Heavy rainfall struck Mumbai on Friday resulting in waterlogging in parts of the city. Both the Thane and Navi Mumbai municipal corporations have sent out heavy rain alerts in the area for the next 48 hours. The Indian Meteorological Department has forecast very heavy rains in Mumbai and coastal Konkan region over the next 48 hours. It is high time civic authorities across India, especially around the coast, woke up to the reality that another serious tragedy is round the corner unless basic steps are taken to mitigate the threat of flood and water logging. According to a recent United Nations report, rising sea levels will pose a very serious threat to Kolkata and Mumbai by 2050.
India headed a United Nations list of countries that are vulnerable to rising sea levels, with 40 million people in the country at risk in the next 34 years. Both Mumbai and Kolkata are at maximum risk of coastal flooding due to urbanisation and economic growth. Despite possessing Asia’s richest civic body, the city of Mumbai continues to suffer from severe waterlogging and floods every monsoon. While the BMC blames the rain gods, environmentalists, and urban planning experts point to rampant construction on flood plains, wetlands and forests. As per urban planning guidelines and Coastal Regulation Zone rules, construction should not be allowed on these natural zones.
Unfortunately, no municipal corporation follows these regulations. Mumbai’s low-lying areas are particularly vulnerable, particularly after the Mithi River, overflows its banks. For a very long time environmentalists have warned civic authorities about heavy silting in the Mithi river. Despite these urgent warnings, no real steps are taken to mitigate the problem. Instead, the Mumbai Metropolitan Region development Authority thought it wise to build its office on the river bank. Low-lying areas like Parel have been witness to a major construction boom.
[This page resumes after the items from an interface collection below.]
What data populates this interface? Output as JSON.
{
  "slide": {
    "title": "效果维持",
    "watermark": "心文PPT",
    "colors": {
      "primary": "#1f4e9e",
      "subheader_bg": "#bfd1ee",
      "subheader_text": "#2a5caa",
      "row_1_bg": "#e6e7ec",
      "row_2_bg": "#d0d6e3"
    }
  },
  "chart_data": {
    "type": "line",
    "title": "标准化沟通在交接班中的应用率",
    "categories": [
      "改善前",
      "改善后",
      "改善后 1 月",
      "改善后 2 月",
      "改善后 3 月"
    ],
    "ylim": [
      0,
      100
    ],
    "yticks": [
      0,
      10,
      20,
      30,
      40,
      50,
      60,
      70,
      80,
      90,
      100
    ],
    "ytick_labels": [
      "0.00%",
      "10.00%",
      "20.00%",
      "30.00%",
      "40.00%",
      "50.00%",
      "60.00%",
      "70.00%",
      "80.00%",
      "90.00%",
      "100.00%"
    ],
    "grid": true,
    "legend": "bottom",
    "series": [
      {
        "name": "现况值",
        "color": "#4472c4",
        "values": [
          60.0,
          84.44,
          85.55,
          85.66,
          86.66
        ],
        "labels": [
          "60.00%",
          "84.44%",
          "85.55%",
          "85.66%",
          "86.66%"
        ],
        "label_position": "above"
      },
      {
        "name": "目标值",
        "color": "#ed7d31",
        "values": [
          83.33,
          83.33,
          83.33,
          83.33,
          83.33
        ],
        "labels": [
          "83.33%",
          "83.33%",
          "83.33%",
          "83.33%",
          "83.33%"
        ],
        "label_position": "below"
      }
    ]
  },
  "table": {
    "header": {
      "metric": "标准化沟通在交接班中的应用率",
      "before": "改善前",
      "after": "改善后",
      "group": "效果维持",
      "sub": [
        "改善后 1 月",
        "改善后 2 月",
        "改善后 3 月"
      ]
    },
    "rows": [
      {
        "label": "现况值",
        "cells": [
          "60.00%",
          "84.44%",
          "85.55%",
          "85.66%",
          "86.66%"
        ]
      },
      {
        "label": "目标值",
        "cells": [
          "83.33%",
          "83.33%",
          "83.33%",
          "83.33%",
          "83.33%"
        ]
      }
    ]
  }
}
Some of the city’s tallest commercial buildings are located in the area. Before the construction boom, the soil in these areas was porous enough to absorb the excess rainwater. Moreover, the size of stormwater drains in the area has not increased in proportion to the number of buildings constructed. There is little these small drains can do to absorb the excess water.
The last time Mumbai was witness to a major environmental tragedy was on July 26, 2005. Back then, Maharashtra’s western coast was struck by a record 944 mm of concentrated rainfall. Many parts of the city were submerged under and a lot of civilians lost their lives. Life in Mumbai had come to a standstill for three days straight. It’s time the authorities remember what had happened.